* The article is published as part of the ceria (Central Eurasia-Religion in International Affairs) Initiative, generously funded by the Henry Luce Foundation. Uzbekistan came into being as an independent nation-state with the break-up of the Soviet Union toward the end of 1991, retaining

In: Central Asian Affairs
Author: Bekzod Zakirov

This article is concerned with understanding the durability of the political system that emerged in Uzbekistan through the course of its independence under its first president, Islam Karimov. I argue that the concept of patronal presidentialism developed by Henry Hale can be used to explain the

In: Central Asian Affairs

scarcely any historical or contemporary interaction with Afghanistan; while Turkmenistan occupies a specific place and considers itself to be largely protected from any risks thanks to its isolationist policies. This leaves Uzbekistan and even more so Tajikistan as the two main Central Asian states for

In: Central Asian Affairs

* Part of this research was funded by the uk’s Economic and Social Research Council project ‘Rising Powers and Conflict Management in Central Asia’. In early June 2010, when interethnic clashes between the Kyrgyz and Uzbeks erupted in South Kyrgyzstan, many Kyrgyzstani citizens had hoped that

In: Central Asian Affairs

* This article covers the period up until 2016, and does not represent the new policies of the current Uzbek government. Introduction The best virtue among the virtues that were given to humanity is ethics. IMāM AL-BUKHāRī Proverbs, slogans and ethical messages are embedded in

In: Central Asian Affairs

. 7 However, the scholarship tends to agree that civil society has a role to play in democratic governance. Due to the dominance of the state in all aspects of life, civil society was largely absent in post-Soviet Uzbekistan. 8 Up until late 2016, the country was known as one of the world’s most

In: Central Asian Affairs
Author: Slavomir Horák

Introduction The death of the first president of Uzbekistan was officially announced on September 2, 2016, after several days of waiting and apparent intra-elite discussion about the distribution of power that would follow. During the interim period, analysts from all over the world

In: Central Asian Affairs

branches are “a single thing that can magically solve educational woes.” 6 Uzbekistan’s HE policy and media discourse on the topic gives the impression that Tashkent is indeed expecting foreign university branches to solve all the existing issues in its local HE system: the government is relying only

In: Central Asian Affairs

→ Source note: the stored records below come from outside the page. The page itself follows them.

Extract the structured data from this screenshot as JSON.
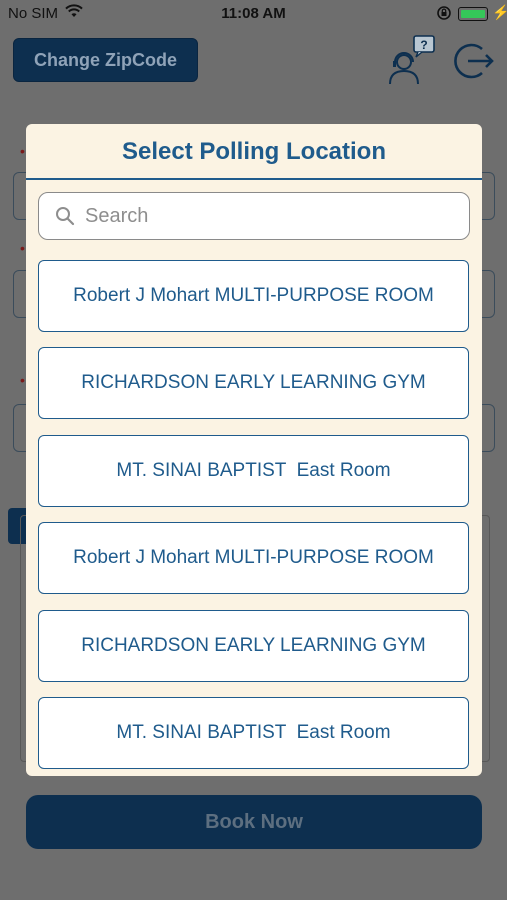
{
  "status_bar": {
    "carrier": "No SIM",
    "time": "11:08 AM"
  },
  "background": {
    "change_zip_label": "Change ZipCode",
    "book_now_label": "Book Now"
  },
  "modal": {
    "title": "Select Polling Location",
    "search_placeholder": "Search",
    "locations": [
      "Robert J Mohart MULTI-PURPOSE ROOM",
      "RICHARDSON EARLY LEARNING GYM",
      "MT. SINAI BAPTIST  East Room",
      "Robert J Mohart MULTI-PURPOSE ROOM",
      "RICHARDSON EARLY LEARNING GYM",
      "MT. SINAI BAPTIST  East Room"
    ]
  },
  "colors": {
    "accent": "#1f5b8c",
    "primary_button": "#0d2f4f",
    "modal_background": "#fbf3e3",
    "overlay": "#6e6e6e"
  },
  "icons": [
    "wifi-icon",
    "lock-rotation-icon",
    "battery-icon",
    "charging-bolt-icon",
    "support-agent-icon",
    "logout-icon",
    "search-icon"
  ]
}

the presidents of Uzbekistan and Tajikistan have attempted to harness a new approach to visual imagery to reach an audience, and how the audience responds to that identity projection. It attempts to explore the official presidential accounts in depth and to note the responses (likes and comments) on

In: Central Asian Affairs
Author: Russell Zanca

You know about Uzbeks: no matter how much we complain, at the end of the day, if there is something good and tasty cooking, we consider that life is pretty good . —A friend who contacted me by e-mail in 2007 as I checked some points about village migration patterns with him. This essay

In: Central Asian Affairs